Running the code

In Mailman 2.1, you customized things by editing the Mailman/ file, relative to your installation prefix. In Mailman 2.2, you instead edit etc/mailman.cfg. The format of the file is similar – it contains Python code – so you might be able to start by just copying the contents of your Mailman 2.1 file to mailman.cfg. Don't copy directly though; for the time being it's still loaded after mailman.cfg although that may change. There are some differences, especially in how you set up your virtual domains and how you integrate with your MTA, so read through again if it's been a while. Also, take a look at etc/mailman.cfg.sample. I will try to upload my configuration file too.

One thing in particular you will want to do is to extend the QRUNNERS variable. Mailman 2.2 now supports local delivery via LMTP which most of the common mail servers support in one way or another. I'm not yet certain whether LMTP delivery will be the only way for Mailman 2.2 or whether we'll continue to support the legacy program delivery machinery.

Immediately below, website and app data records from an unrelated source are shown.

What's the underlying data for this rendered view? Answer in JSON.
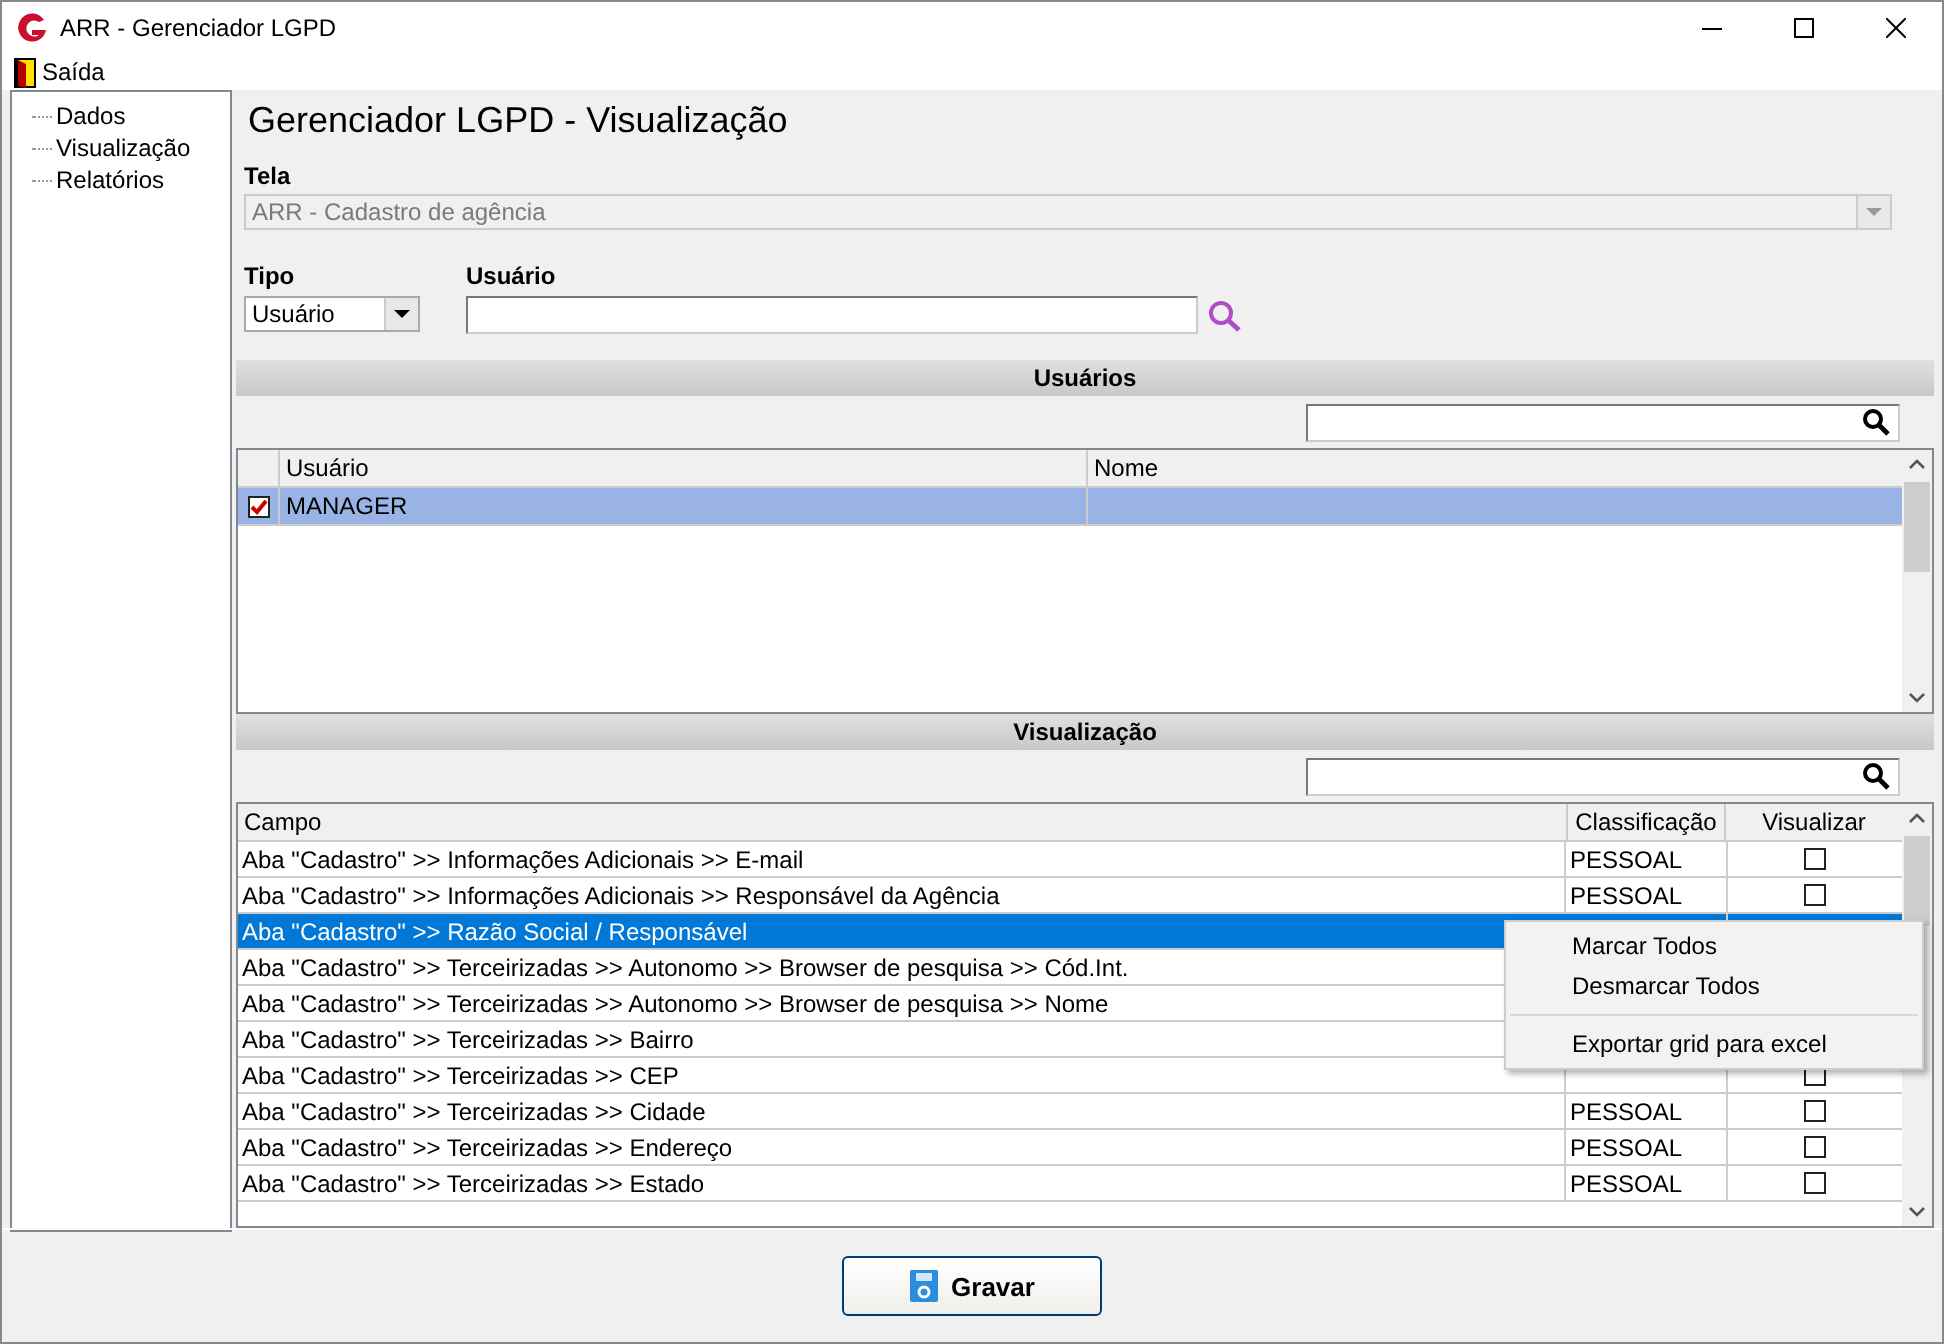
{
  "window": {
    "title": "ARR - Gerenciador LGPD"
  },
  "menu": [
    {
      "label": "Saída"
    }
  ],
  "tree": {
    "items": [
      {
        "label": "Dados"
      },
      {
        "label": "Visualização"
      },
      {
        "label": "Relatórios"
      }
    ]
  },
  "heading": "Gerenciador LGPD - Visualização",
  "tela": {
    "label": "Tela",
    "value": "ARR - Cadastro de agência",
    "disabled": true
  },
  "tipo": {
    "label": "Tipo",
    "value": "Usuário"
  },
  "usuario": {
    "label": "Usuário"
  },
  "usuarios": {
    "title": "Usuários",
    "columns": [
      "Usuário",
      "Nome"
    ],
    "rows": [
      {
        "checked": true,
        "selected": true,
        "usuario": "MANAGER"
      }
    ]
  },
  "visualizacao": {
    "title": "Visualização",
    "columns": [
      "Campo",
      "Classificação",
      "Visualizar"
    ],
    "rows": [
      {
        "campo": "Aba \"Cadastro\" >> Informações Adicionais >> E-mail",
        "classificacao": "PESSOAL",
        "visualizar": false,
        "selected": false
      },
      {
        "campo": "Aba \"Cadastro\" >> Informações Adicionais >> Responsável da Agência",
        "classificacao": "PESSOAL",
        "visualizar": false,
        "selected": false
      },
      {
        "campo": "Aba \"Cadastro\" >> Razão Social / Responsável",
        "selected": true
      },
      {
        "campo": "Aba \"Cadastro\" >> Terceirizadas >> Autonomo >> Browser de pesquisa >> Cód.Int.",
        "selected": false
      },
      {
        "campo": "Aba \"Cadastro\" >> Terceirizadas >> Autonomo >> Browser de pesquisa >> Nome",
        "selected": false
      },
      {
        "campo": "Aba \"Cadastro\" >> Terceirizadas >> Bairro",
        "selected": false
      },
      {
        "campo": "Aba \"Cadastro\" >> Terceirizadas >> CEP",
        "visualizar": false,
        "selected": false
      },
      {
        "campo": "Aba \"Cadastro\" >> Terceirizadas >> Cidade",
        "classificacao": "PESSOAL",
        "visualizar": false,
        "selected": false
      },
      {
        "campo": "Aba \"Cadastro\" >> Terceirizadas >> Endereço",
        "classificacao": "PESSOAL",
        "visualizar": false,
        "selected": false
      },
      {
        "campo": "Aba \"Cadastro\" >> Terceirizadas >> Estado",
        "classificacao": "PESSOAL",
        "visualizar": false,
        "selected": false
      }
    ]
  },
  "context_menu": {
    "items": [
      {
        "label": "Marcar Todos",
        "separator_before": false
      },
      {
        "label": "Desmarcar Todos",
        "separator_before": false
      },
      {
        "label": "Exportar grid para excel",
        "separator_before": true
      }
    ]
  },
  "buttons": [
    {
      "label": "Gravar"
    }
  ]
}
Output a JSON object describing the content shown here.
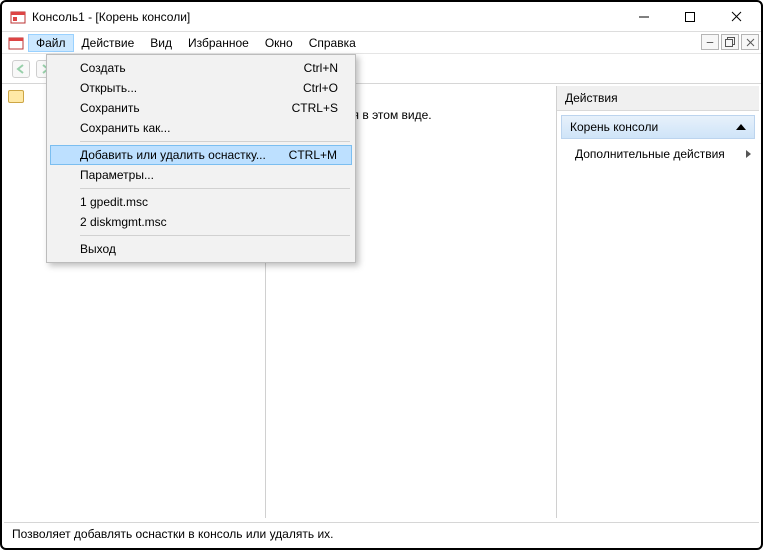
{
  "window": {
    "title": "Консоль1 - [Корень консоли]"
  },
  "menubar": {
    "file": "Файл",
    "action": "Действие",
    "view": "Вид",
    "favorites": "Избранное",
    "window": "Окно",
    "help": "Справка"
  },
  "file_menu": {
    "new": {
      "label": "Создать",
      "shortcut": "Ctrl+N"
    },
    "open": {
      "label": "Открыть...",
      "shortcut": "Ctrl+O"
    },
    "save": {
      "label": "Сохранить",
      "shortcut": "CTRL+S"
    },
    "save_as": {
      "label": "Сохранить как..."
    },
    "add_remove": {
      "label": "Добавить или удалить оснастку...",
      "shortcut": "CTRL+M"
    },
    "options": {
      "label": "Параметры..."
    },
    "recent1": {
      "label": "1 gpedit.msc"
    },
    "recent2": {
      "label": "2 diskmgmt.msc"
    },
    "exit": {
      "label": "Выход"
    }
  },
  "center": {
    "empty_text": "я отображения в этом виде."
  },
  "actions_pane": {
    "header": "Действия",
    "root": "Корень консоли",
    "more": "Дополнительные действия"
  },
  "statusbar": {
    "text": "Позволяет добавлять оснастки в консоль или удалять их."
  }
}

Another big change for Mailman 2.2 is that it includes its own WSGI compliant, standalone web server. Currently Mailman 2.2 still integrates with an existing web server using CGI, but again, I'm unsure whether we'll keep this or just use WSGI.

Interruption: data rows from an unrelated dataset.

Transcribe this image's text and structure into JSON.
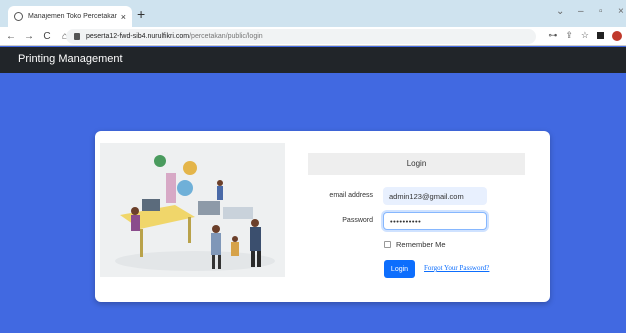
{
  "browser": {
    "tab_title": "Manajemen Toko Percetakan",
    "tab_close": "×",
    "new_tab": "+",
    "url_host": "peserta12-fwd-sib4.nurulfikri.com",
    "url_path": "/percetakan/public/login",
    "window_controls": {
      "collapse": "⌄",
      "minimize": "–",
      "restore": "▫",
      "close": "×"
    },
    "nav": {
      "back": "←",
      "forward": "→",
      "reload": "C",
      "home": "⌂"
    },
    "right_icons": {
      "key": "⊶",
      "share": "⇪",
      "star": "☆"
    }
  },
  "app": {
    "brand": "Printing Management"
  },
  "login": {
    "heading": "Login",
    "email_label": "email address",
    "email_value": "admin123@gmail.com",
    "password_label": "Password",
    "password_value": "••••••••••",
    "remember_label": "Remember Me",
    "login_button": "Login",
    "forgot_link": "Forgot Your Password?"
  }
}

For now the best way to start Mailman 2.2 is to add (at least) this to your mailman.cfg file:

    ('LMTPRunner', 1),
    ('HTTPRunner', 1),

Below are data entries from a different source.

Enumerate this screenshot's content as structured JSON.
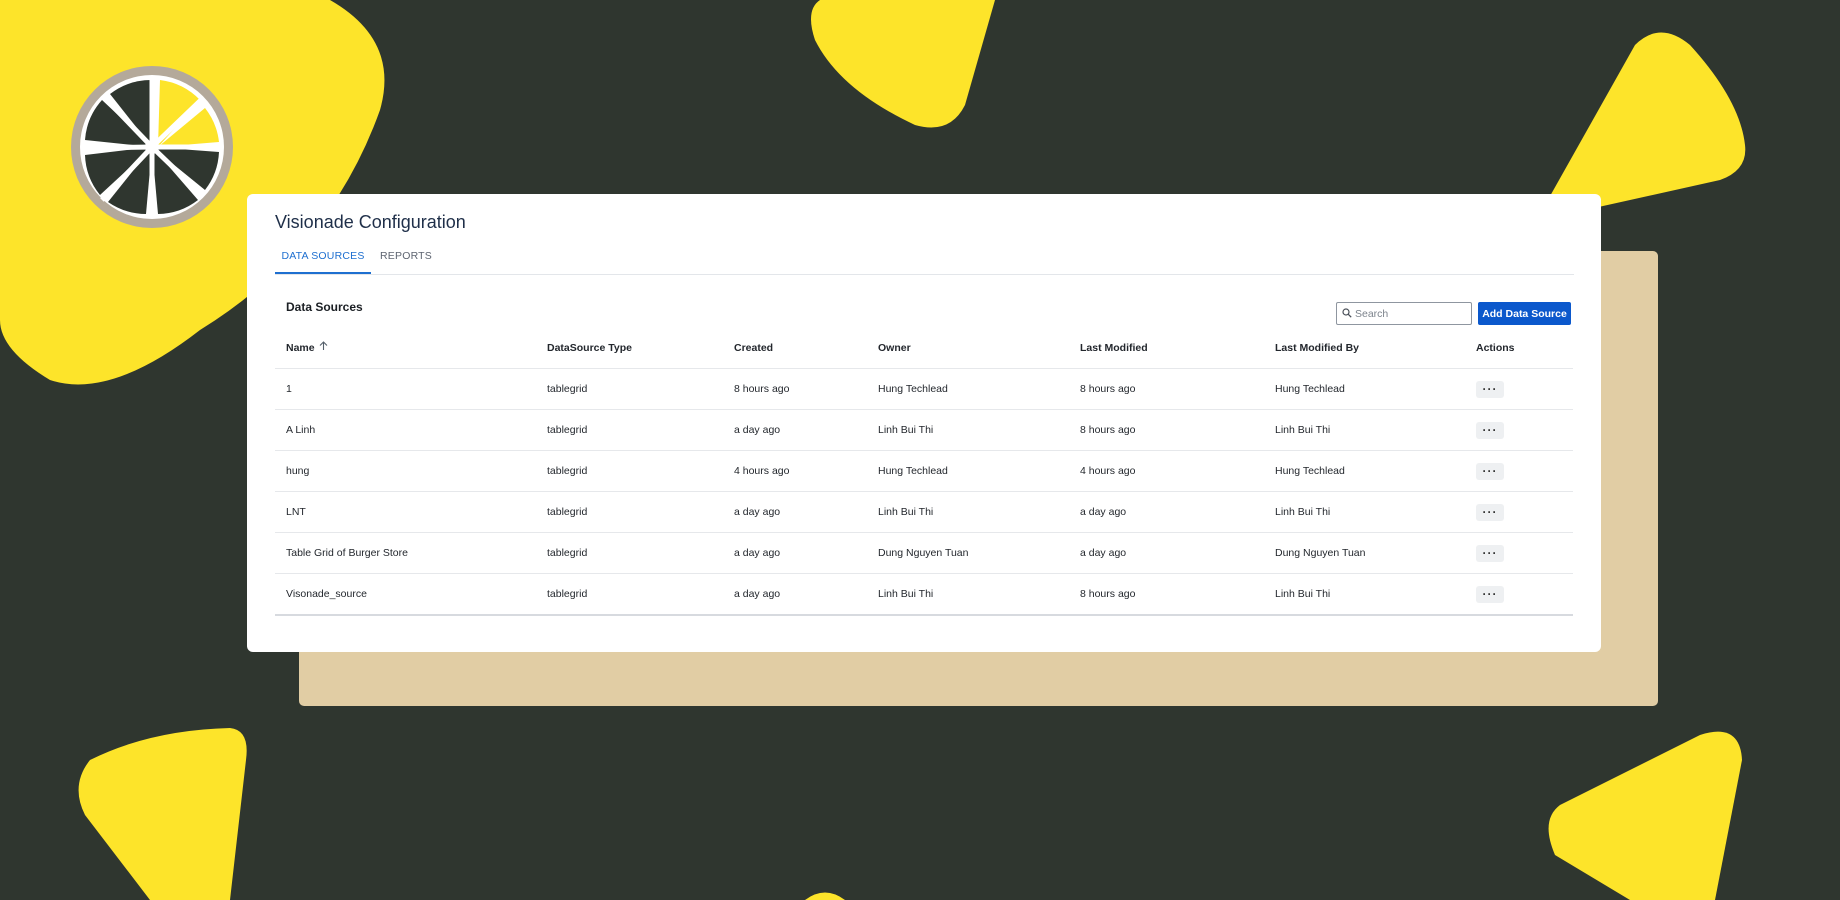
{
  "app": {
    "title": "Visionade Configuration",
    "logo_icon": "lemon-slice-logo"
  },
  "colors": {
    "background": "#2f362f",
    "decor_yellow": "#fde42a",
    "decor_tan": "#e1cda4",
    "accent_blue": "#0b58cc",
    "tab_active": "#1e6fd0"
  },
  "tabs": [
    {
      "label": "DATA SOURCES",
      "active": true
    },
    {
      "label": "REPORTS",
      "active": false
    }
  ],
  "section": {
    "title": "Data Sources",
    "search_placeholder": "Search",
    "search_value": "",
    "add_button_label": "Add Data Source"
  },
  "table": {
    "columns": [
      "Name",
      "DataSource Type",
      "Created",
      "Owner",
      "Last Modified",
      "Last Modified By",
      "Actions"
    ],
    "sorted_column": "Name",
    "sort_direction": "ascending",
    "rows": [
      {
        "name": "1",
        "type": "tablegrid",
        "created": "8 hours ago",
        "owner": "Hung Techlead",
        "last_modified": "8 hours ago",
        "last_modified_by": "Hung Techlead",
        "actions": "···"
      },
      {
        "name": "A Linh",
        "type": "tablegrid",
        "created": "a day ago",
        "owner": "Linh Bui Thi",
        "last_modified": "8 hours ago",
        "last_modified_by": "Linh Bui Thi",
        "actions": "···"
      },
      {
        "name": "hung",
        "type": "tablegrid",
        "created": "4 hours ago",
        "owner": "Hung Techlead",
        "last_modified": "4 hours ago",
        "last_modified_by": "Hung Techlead",
        "actions": "···"
      },
      {
        "name": "LNT",
        "type": "tablegrid",
        "created": "a day ago",
        "owner": "Linh Bui Thi",
        "last_modified": "a day ago",
        "last_modified_by": "Linh Bui Thi",
        "actions": "···"
      },
      {
        "name": "Table Grid of Burger Store",
        "type": "tablegrid",
        "created": "a day ago",
        "owner": "Dung Nguyen Tuan",
        "last_modified": "a day ago",
        "last_modified_by": "Dung Nguyen Tuan",
        "actions": "···"
      },
      {
        "name": "Visonade_source",
        "type": "tablegrid",
        "created": "a day ago",
        "owner": "Linh Bui Thi",
        "last_modified": "8 hours ago",
        "last_modified_by": "Linh Bui Thi",
        "actions": "···"
      }
    ]
  }
}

and then use mailmanctl start as you would with Mailman 2.1. Run tail over the logs/qrunner file and make sure that both the LMTPRunner and HTTPRunner are started. Once the latter gets going, you should be able to hit your local interface, though notice that the /mailman/ prefix on URLs is gone. E.g.:


You might need to include an add_domain() call in your mailman.cfg file, and you may need to change the URL above to suit your settings.

At this point, you should be able to create new mailing lists, add members, change settings, etc. just like you could in Mailman 2.1. From the web u/i and the mail interface, you probably won't see much different at this point.

Importing Mailman 2.1 lists

There is some facility for importing your Mailman 2.1 lists into Mailman 2.2. Again, let me stress that Mailman 2.2 is not ready for production use. Importing will be the way you upgrade, but you don't want to be running real lists on Mailman 2.2 yet. It's very possible – no, very likely that you will have to blow away your Mailman 2.2 database from time to time, so you don't want any real data in there yet. There won't be a guaranteed upgrade path until we stabilize for beta release.

Still, I encourage you to experiment with import/export. The way this is done is by running the script in Mailman 2.1 to produce an XML document, then running bin/import in Mailman 2.2 to recreate the lists in your new installation. At this point, all Mailman 2.1 data is imported properly. The script will be part of Mailman 2.1.10, but you can get it now by checking out the Mailman 2.1 branch
and installing that as you normally would a Mailman 2.1 installation. My recommendation again is not to use a production server for this. Instead, install Mailman 2.1 on your dev machine, then copy over your /usr/local/mailman/lists subdirectory, and then running on the dev box.

What else?

That's all I can think of at the moment. If you have questions, please use the developers list or post them as comments here and I will flesh the documentation out in response.


Tokio Kikuchi

re: Running the Code, you need etc/mailman.cfg like so:


You may optionally set HTTP_HOST = if you want to access the web interface from an external host. 

Also, you may want to test  MTA = 'Postfix' feature.  You should set your /etc/postfix/ like so:

alias_maps = hash:/etc/aliases
alias_database = hash:/etc/aliases
virtual_alias_maps = hash:/etc/postfix/virtual
transport_maps = hash:/usr/local/mailman/data/transport
local_recipient_maps = proxy:unix:passwd.byname $alias_maps
    $virtual_alias_maps $transport_maps

Note that virtual_alias_maps and $virtual_alias_maps in local_recipient_maps are optional for using the Postfix style virtual hosts. 

MailmanWiki: DEV/Testing Mailman 2.2 (last edited 2015-03-04 05:54:09 by msapiro)